**PROBLEM STATEMENT:** Whenever a line below holds the word "model", copy that line.

**GIVEN RECORDS:**

BEGIN

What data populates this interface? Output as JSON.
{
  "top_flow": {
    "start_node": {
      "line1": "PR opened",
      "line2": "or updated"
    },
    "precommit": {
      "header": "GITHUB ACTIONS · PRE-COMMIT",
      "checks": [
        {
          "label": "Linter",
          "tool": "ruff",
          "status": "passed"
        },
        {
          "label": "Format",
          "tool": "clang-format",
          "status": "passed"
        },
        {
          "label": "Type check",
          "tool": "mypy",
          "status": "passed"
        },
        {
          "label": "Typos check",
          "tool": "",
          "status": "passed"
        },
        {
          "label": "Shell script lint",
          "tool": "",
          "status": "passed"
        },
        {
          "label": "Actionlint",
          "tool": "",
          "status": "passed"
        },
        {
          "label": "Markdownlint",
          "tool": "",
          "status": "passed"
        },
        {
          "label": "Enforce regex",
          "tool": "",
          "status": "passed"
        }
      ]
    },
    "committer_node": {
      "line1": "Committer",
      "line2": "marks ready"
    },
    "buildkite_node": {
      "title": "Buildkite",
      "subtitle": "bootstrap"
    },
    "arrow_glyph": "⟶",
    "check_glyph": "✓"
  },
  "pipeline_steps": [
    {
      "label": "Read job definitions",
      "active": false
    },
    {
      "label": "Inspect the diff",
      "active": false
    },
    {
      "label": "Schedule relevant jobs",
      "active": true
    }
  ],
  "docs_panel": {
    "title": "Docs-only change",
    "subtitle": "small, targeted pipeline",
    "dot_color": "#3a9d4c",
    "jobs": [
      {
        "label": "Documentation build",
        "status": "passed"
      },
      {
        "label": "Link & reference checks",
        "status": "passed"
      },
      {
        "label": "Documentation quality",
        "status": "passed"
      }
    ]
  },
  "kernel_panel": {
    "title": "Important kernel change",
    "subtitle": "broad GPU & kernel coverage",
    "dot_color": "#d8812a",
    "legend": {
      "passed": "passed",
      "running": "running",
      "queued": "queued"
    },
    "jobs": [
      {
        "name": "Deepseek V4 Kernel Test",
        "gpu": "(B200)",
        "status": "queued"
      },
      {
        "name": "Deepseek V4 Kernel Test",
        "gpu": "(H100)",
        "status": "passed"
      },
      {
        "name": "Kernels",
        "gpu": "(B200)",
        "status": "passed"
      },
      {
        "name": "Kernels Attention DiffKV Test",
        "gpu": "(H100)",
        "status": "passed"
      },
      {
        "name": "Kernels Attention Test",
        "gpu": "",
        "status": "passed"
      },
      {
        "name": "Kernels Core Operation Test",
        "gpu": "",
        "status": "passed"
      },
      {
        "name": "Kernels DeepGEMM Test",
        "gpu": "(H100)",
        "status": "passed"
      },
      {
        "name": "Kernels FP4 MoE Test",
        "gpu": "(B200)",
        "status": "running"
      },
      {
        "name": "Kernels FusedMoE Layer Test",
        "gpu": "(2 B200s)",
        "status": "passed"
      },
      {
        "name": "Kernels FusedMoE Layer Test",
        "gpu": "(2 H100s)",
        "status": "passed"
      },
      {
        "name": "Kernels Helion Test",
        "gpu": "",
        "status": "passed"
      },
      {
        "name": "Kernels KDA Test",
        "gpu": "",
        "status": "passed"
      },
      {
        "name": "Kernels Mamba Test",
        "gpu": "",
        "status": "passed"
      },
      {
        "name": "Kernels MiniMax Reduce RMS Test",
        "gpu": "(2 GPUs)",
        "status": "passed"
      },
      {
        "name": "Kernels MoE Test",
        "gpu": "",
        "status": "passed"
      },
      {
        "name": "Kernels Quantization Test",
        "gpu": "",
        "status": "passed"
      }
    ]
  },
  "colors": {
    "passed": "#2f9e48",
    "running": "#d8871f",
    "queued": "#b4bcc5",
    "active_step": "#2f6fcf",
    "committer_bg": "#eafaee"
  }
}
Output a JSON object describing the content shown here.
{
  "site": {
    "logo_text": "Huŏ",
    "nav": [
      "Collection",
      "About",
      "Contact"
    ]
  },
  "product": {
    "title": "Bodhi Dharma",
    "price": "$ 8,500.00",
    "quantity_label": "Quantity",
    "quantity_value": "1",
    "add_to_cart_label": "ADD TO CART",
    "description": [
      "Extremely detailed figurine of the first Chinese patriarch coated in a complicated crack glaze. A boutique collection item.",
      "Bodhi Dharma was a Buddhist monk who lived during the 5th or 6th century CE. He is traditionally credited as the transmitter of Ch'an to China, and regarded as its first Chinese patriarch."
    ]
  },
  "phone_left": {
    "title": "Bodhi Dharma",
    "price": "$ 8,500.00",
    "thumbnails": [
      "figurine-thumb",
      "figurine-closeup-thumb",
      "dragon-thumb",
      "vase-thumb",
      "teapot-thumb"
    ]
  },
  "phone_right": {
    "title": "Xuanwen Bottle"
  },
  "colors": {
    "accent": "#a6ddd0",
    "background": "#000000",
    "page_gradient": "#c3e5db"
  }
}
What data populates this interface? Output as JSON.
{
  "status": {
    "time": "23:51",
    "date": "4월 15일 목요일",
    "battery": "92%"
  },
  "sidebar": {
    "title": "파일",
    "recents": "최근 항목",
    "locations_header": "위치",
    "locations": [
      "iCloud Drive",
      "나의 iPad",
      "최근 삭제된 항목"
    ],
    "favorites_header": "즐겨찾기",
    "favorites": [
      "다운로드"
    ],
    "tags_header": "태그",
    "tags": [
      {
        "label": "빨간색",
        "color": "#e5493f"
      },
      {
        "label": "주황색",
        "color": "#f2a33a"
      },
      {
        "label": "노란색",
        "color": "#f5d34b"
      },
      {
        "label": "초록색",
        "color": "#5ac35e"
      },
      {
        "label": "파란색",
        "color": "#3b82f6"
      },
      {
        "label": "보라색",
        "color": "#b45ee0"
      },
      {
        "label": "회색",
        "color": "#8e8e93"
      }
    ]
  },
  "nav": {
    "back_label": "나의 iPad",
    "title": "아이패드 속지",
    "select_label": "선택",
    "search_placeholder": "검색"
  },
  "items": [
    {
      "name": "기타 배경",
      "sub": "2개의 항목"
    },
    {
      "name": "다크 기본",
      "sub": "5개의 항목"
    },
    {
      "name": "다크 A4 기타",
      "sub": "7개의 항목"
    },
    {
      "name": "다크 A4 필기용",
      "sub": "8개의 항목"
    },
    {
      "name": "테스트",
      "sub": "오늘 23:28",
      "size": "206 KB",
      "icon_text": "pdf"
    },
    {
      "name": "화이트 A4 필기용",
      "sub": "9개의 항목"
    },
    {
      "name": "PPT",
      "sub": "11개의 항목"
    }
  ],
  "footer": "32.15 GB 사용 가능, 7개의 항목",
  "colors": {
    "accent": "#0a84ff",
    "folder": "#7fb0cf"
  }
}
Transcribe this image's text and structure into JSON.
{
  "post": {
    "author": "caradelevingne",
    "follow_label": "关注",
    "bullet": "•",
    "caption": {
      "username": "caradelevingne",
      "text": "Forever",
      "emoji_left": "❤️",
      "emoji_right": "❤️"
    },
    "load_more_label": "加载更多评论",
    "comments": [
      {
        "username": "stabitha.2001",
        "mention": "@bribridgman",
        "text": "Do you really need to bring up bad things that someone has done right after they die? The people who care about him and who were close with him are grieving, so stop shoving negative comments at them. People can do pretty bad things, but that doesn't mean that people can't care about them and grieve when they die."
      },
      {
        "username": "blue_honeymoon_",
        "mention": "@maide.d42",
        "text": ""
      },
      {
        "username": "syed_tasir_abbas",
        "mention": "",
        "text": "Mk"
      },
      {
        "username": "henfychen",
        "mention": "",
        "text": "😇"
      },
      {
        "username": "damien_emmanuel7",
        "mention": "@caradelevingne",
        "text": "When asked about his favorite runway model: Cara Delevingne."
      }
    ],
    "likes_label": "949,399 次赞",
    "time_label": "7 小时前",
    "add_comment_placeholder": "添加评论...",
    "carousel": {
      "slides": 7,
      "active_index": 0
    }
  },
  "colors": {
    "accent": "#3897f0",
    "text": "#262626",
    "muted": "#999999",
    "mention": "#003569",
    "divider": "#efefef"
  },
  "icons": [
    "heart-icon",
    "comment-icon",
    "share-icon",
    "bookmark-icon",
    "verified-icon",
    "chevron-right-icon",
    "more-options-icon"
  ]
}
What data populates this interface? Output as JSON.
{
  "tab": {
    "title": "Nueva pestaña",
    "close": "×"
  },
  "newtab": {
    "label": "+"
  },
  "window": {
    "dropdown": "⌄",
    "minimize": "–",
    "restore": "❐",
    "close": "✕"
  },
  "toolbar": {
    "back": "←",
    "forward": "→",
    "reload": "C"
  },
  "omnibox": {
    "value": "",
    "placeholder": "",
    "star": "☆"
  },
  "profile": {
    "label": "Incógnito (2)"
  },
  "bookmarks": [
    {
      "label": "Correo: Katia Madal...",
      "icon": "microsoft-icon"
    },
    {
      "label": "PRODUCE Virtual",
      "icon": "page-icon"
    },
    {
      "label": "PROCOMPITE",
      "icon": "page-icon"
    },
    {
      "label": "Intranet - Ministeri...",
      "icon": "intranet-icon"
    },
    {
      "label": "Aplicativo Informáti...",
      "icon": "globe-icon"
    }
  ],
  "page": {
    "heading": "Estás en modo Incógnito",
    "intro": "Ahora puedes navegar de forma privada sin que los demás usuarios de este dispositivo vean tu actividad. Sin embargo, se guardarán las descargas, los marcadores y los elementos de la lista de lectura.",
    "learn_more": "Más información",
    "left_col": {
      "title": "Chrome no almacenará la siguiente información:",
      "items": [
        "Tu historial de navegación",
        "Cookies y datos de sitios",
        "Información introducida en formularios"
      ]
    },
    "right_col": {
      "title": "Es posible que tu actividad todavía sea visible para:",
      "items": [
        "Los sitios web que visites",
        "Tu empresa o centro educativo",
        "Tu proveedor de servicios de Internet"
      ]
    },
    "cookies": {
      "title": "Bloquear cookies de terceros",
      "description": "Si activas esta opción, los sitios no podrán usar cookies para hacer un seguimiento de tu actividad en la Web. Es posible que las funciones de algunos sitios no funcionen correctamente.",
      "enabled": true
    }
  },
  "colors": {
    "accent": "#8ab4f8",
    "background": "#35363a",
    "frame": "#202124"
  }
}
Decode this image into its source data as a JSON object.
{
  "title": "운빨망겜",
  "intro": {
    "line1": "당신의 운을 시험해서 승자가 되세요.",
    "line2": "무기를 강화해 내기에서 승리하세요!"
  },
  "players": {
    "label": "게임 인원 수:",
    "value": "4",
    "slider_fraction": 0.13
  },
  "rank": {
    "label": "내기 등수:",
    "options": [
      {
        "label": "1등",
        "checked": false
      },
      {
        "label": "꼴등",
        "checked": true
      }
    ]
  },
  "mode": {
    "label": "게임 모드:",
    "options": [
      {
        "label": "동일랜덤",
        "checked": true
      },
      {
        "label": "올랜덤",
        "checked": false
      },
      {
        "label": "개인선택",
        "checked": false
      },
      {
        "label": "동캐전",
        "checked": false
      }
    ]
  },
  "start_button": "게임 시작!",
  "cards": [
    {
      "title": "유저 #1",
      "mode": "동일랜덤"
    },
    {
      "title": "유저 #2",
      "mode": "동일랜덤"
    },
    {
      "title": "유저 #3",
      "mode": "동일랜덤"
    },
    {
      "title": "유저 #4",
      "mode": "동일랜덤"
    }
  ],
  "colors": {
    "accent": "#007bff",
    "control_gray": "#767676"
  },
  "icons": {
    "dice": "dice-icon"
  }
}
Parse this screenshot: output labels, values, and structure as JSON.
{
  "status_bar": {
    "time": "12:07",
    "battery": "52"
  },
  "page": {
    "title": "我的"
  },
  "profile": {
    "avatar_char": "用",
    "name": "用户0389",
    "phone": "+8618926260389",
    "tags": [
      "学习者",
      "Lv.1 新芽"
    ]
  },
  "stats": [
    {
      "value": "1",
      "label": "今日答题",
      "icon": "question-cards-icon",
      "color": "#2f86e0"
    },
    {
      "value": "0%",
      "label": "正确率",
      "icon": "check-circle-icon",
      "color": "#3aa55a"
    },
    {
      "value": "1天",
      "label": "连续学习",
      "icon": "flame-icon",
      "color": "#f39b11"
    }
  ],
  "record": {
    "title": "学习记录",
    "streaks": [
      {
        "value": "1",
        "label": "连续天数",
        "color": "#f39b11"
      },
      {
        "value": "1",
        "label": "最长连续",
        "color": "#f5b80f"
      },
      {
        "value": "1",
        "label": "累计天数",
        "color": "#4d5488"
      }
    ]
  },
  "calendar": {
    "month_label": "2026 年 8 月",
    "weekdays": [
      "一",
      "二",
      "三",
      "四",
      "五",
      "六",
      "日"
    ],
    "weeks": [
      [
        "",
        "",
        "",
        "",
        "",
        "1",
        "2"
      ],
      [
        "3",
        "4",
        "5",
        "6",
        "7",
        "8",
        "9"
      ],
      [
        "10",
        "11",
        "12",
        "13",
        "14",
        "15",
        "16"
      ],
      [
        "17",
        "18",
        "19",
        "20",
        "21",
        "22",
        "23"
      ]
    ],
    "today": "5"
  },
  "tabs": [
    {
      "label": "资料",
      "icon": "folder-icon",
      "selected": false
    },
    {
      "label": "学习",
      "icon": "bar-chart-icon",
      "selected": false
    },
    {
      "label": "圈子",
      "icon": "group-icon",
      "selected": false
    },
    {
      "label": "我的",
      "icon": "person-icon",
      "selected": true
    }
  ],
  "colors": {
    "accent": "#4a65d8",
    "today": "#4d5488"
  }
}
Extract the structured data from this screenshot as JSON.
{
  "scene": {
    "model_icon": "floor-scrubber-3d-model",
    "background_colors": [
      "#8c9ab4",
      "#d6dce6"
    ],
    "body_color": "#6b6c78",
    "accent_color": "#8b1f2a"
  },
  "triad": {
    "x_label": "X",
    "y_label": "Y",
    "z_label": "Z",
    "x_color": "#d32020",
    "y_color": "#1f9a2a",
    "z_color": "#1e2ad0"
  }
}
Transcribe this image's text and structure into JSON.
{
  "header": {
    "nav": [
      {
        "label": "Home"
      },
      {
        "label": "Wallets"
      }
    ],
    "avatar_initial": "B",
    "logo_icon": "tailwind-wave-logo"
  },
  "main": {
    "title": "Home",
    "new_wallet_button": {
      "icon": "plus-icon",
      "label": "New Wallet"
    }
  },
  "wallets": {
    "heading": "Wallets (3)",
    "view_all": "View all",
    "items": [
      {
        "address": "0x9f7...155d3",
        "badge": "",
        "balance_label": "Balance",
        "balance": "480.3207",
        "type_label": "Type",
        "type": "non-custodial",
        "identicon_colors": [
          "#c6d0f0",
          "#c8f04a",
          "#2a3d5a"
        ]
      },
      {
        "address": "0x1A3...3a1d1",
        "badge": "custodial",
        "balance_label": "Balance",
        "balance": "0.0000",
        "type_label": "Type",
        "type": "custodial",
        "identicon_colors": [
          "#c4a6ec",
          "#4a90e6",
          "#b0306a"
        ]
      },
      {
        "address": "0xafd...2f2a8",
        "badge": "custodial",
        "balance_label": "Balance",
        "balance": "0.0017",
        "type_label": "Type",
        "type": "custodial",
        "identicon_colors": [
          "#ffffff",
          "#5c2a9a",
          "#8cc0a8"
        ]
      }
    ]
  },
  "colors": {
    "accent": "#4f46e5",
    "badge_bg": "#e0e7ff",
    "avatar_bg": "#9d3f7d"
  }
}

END

**RESPONSE:**
        "text": "When asked about his favorite runway model: Cara Delevingne."
    "model_icon": "floor-scrubber-3d-model",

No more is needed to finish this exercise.